Kael Martin
University of Washington
UW reserahcres found that in temperate climates, snow melts faster under trees than in clearings.

Quick quiz: In springtime, does snow melt faster out in the open or in the shade? 

You might figure it melts faster in the sunshine, and that seems to be the case for cold climates. But in places with temperate winters, like the Pacific Northwest, it might be just the opposite.

Jessica Lundquist, an associate professor of civil and environmental engineering at the University of Washington, has discovered that snow under trees melts fasterthan snow in clearings. The finding is based largely on research conducted in the Cascade Mountains.

That matters because western states depend on snowpack for their water, especially in early summer. In the long run, snowpack is expected to decrease due to climate change. Lundquist says the new research could help water managers manipulate the mountain forests to maximize the snow.

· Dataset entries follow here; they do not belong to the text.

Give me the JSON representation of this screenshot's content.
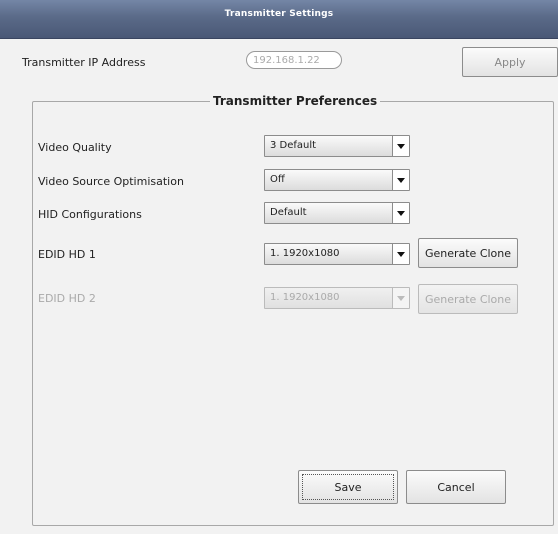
{
  "window": {
    "title": "Transmitter Settings"
  },
  "ip": {
    "label": "Transmitter IP Address",
    "value": "192.168.1.22",
    "apply_label": "Apply"
  },
  "preferences": {
    "group_title": "Transmitter Preferences",
    "rows": [
      {
        "label": "Video Quality",
        "value": "3 Default",
        "enabled": true
      },
      {
        "label": "Video Source Optimisation",
        "value": "Off",
        "enabled": true
      },
      {
        "label": "HID Configurations",
        "value": "Default",
        "enabled": true
      },
      {
        "label": "EDID HD 1",
        "value": "1. 1920x1080",
        "enabled": true,
        "button": "Generate Clone"
      },
      {
        "label": "EDID HD 2",
        "value": "1. 1920x1080",
        "enabled": false,
        "button": "Generate Clone"
      }
    ]
  },
  "footer": {
    "save_label": "Save",
    "cancel_label": "Cancel"
  },
  "colors": {
    "titlebar": "#5a6a88",
    "background": "#f2f2f2",
    "disabled_text": "#aaaaaa"
  },
  "icons": {
    "dropdown": "chevron-down-icon"
  }
}
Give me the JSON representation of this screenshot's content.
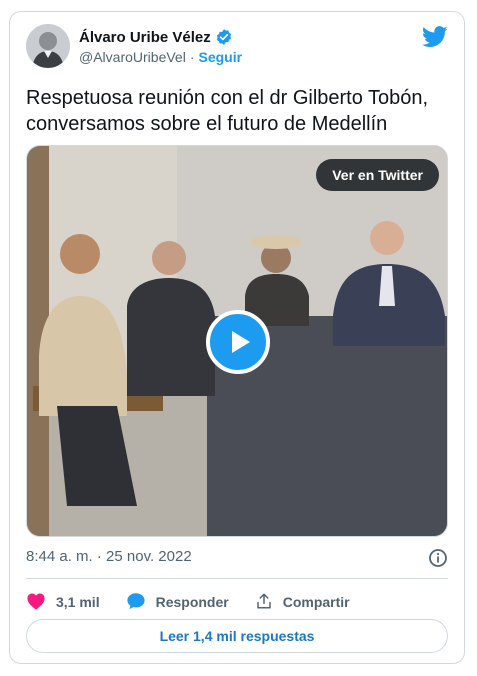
{
  "author": {
    "display_name": "Álvaro Uribe Vélez",
    "handle": "@AlvaroUribeVel",
    "separator": "·",
    "follow_label": "Seguir"
  },
  "tweet": {
    "text": "Respetuosa reunión con el dr Gilberto Tobón, conversamos sobre el futuro de Medellín"
  },
  "media": {
    "view_on_twitter_label": "Ver en Twitter"
  },
  "meta": {
    "timestamp": "8:44 a. m. · 25 nov. 2022"
  },
  "actions": {
    "likes_count": "3,1 mil",
    "reply_label": "Responder",
    "share_label": "Compartir"
  },
  "replies": {
    "read_replies_label": "Leer 1,4 mil respuestas"
  },
  "colors": {
    "accent": "#1d9bf0",
    "like": "#f91880",
    "border": "#cfd9de",
    "muted_text": "#536471"
  }
}
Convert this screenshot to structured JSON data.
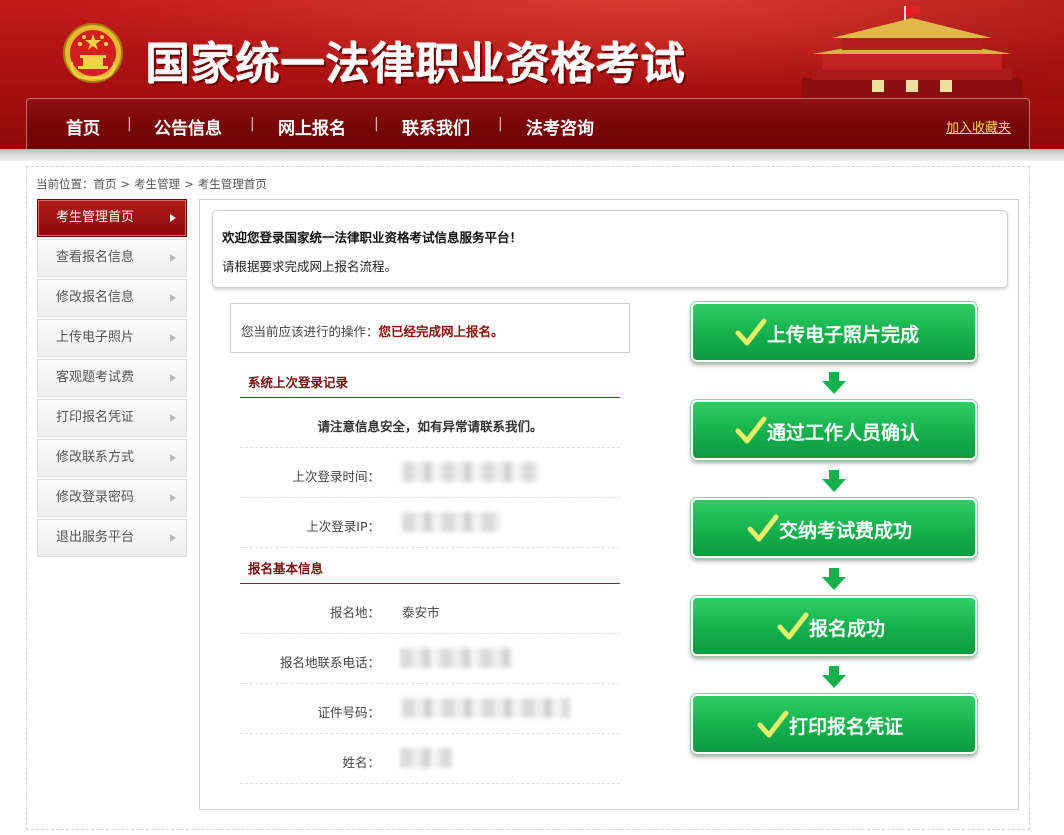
{
  "header": {
    "site_title": "国家统一法律职业资格考试",
    "colors": {
      "header_red": "#b41414",
      "nav_dark": "#7a0707",
      "accent_gold": "#f7d85a",
      "step_green": "#14b04c"
    },
    "emblem_icon": "national-emblem-icon",
    "tower_image": "tiananmen-image"
  },
  "nav": {
    "items": [
      "首页",
      "公告信息",
      "网上报名",
      "联系我们",
      "法考咨询"
    ],
    "separator": "|",
    "favorite_link": "加入收藏夹"
  },
  "breadcrumb": {
    "prefix": "当前位置：",
    "items": [
      "首页",
      ">",
      "考生管理",
      ">",
      "考生管理首页"
    ]
  },
  "sidebar": {
    "items": [
      {
        "label": "考生管理首页",
        "active": true
      },
      {
        "label": "查看报名信息",
        "active": false
      },
      {
        "label": "修改报名信息",
        "active": false
      },
      {
        "label": "上传电子照片",
        "active": false
      },
      {
        "label": "客观题考试费",
        "active": false
      },
      {
        "label": "打印报名凭证",
        "active": false
      },
      {
        "label": "修改联系方式",
        "active": false
      },
      {
        "label": "修改登录密码",
        "active": false
      },
      {
        "label": "退出服务平台",
        "active": false
      }
    ],
    "arrow_icon": "triangle-right-icon"
  },
  "welcome": {
    "line1": "欢迎您登录国家统一法律职业资格考试信息服务平台！",
    "line2": "请根据要求完成网上报名流程。"
  },
  "operation": {
    "prefix": "您当前应该进行的操作：",
    "status": "您已经完成网上报名。"
  },
  "login_record": {
    "title": "系统上次登录记录",
    "notice": "请注意信息安全，如有异常请联系我们。",
    "last_time_label": "上次登录时间：",
    "last_ip_label": "上次登录IP："
  },
  "basic_info": {
    "title": "报名基本信息",
    "location_label": "报名地：",
    "location_value": "泰安市",
    "phone_label": "报名地联系电话：",
    "id_label": "证件号码：",
    "name_label": "姓名："
  },
  "steps": {
    "items": [
      "上传电子照片完成",
      "通过工作人员确认",
      "交纳考试费成功",
      "报名成功",
      "打印报名凭证"
    ],
    "check_icon": "check-icon",
    "arrow_icon": "arrow-down-icon"
  }
}
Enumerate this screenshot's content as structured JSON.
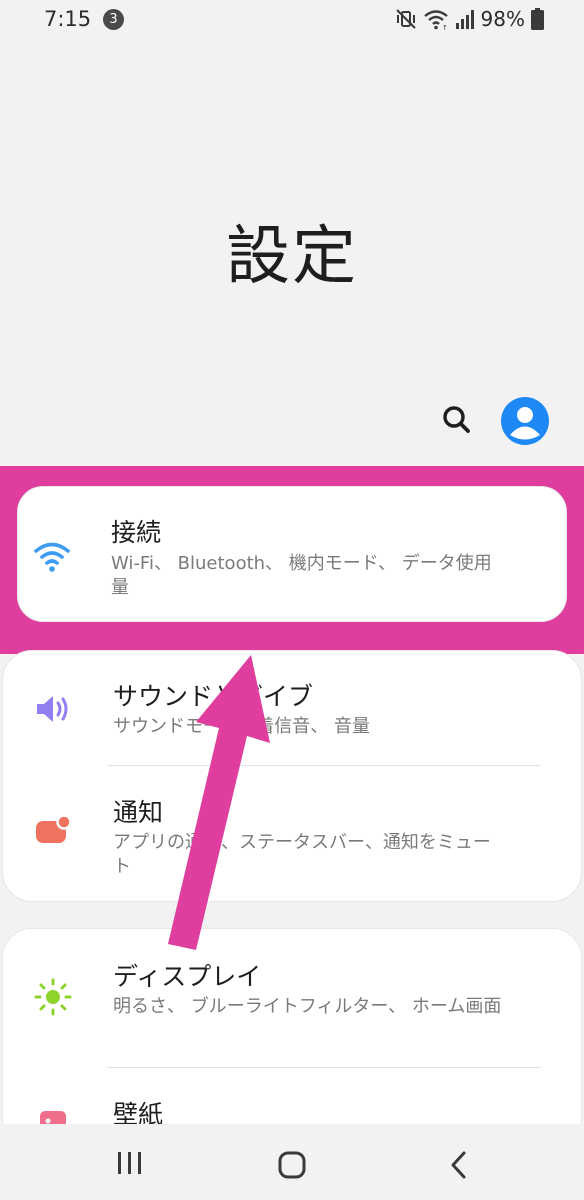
{
  "status_bar": {
    "time": "7:15",
    "notification_count": "3",
    "battery_percent": "98%",
    "icons": [
      "mute-vibrate-icon",
      "wifi-icon",
      "signal-icon",
      "battery-icon"
    ]
  },
  "header": {
    "title": "設定"
  },
  "toolbar": {
    "icons": [
      "search-icon",
      "profile-icon"
    ],
    "accent_color": "#1e88f5"
  },
  "highlight_color": "#e03e9e",
  "settings": [
    {
      "group": 1,
      "items": [
        {
          "icon": "wifi-icon",
          "icon_color": "#3d9bf0",
          "title": "接続",
          "subtitle": "Wi-Fi、 Bluetooth、 機内モード、 データ使用量"
        }
      ]
    },
    {
      "group": 2,
      "items": [
        {
          "icon": "speaker-icon",
          "icon_color": "#8f7ff0",
          "title": "サウンドとバイブ",
          "subtitle": "サウンドモード、着信音、 音量"
        },
        {
          "icon": "notification-icon",
          "icon_color": "#ef7260",
          "title": "通知",
          "subtitle": "アプリの通知、ステータスバー、通知をミュート"
        }
      ]
    },
    {
      "group": 3,
      "items": [
        {
          "icon": "brightness-icon",
          "icon_color": "#8ed22c",
          "title": "ディスプレイ",
          "subtitle": "明るさ、 ブルーライトフィルター、 ホーム画面"
        },
        {
          "icon": "wallpaper-icon",
          "icon_color": "#ef6f8a",
          "title": "壁紙",
          "subtitle": ""
        }
      ]
    }
  ],
  "nav_bar": {
    "icons": [
      "recents-icon",
      "home-icon",
      "back-icon"
    ]
  }
}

“They could potentially go and open gaps in the forest, which act like little cold holes or reservoirs for snow. And the snow will melt more slowly. In some ways, it can mitigate the effects of climate change,” Lundquist said.

The warming seems to come from the trees themselves, which absorb and re-emit radiation. It only happens when the climate is right; in colder places, the tree warming isn’t enough to melt the snow faster than the sun does.

Lundquist said she’s working on refining and mapping the information, so water managers could customize their tree-cutting practices to their given climate.

Bellamy Pailthorp covers the environment for KNKX with an emphasis on climate justice, human health and food sovereignty. She enjoys reporting about how we will power our future while maintaining healthy cultures and livable cities. Story tips can be sent to
Gabriel Spitzer is a former KNKX reporter, producer and host who covered science and health and worked on the show Sound Effect.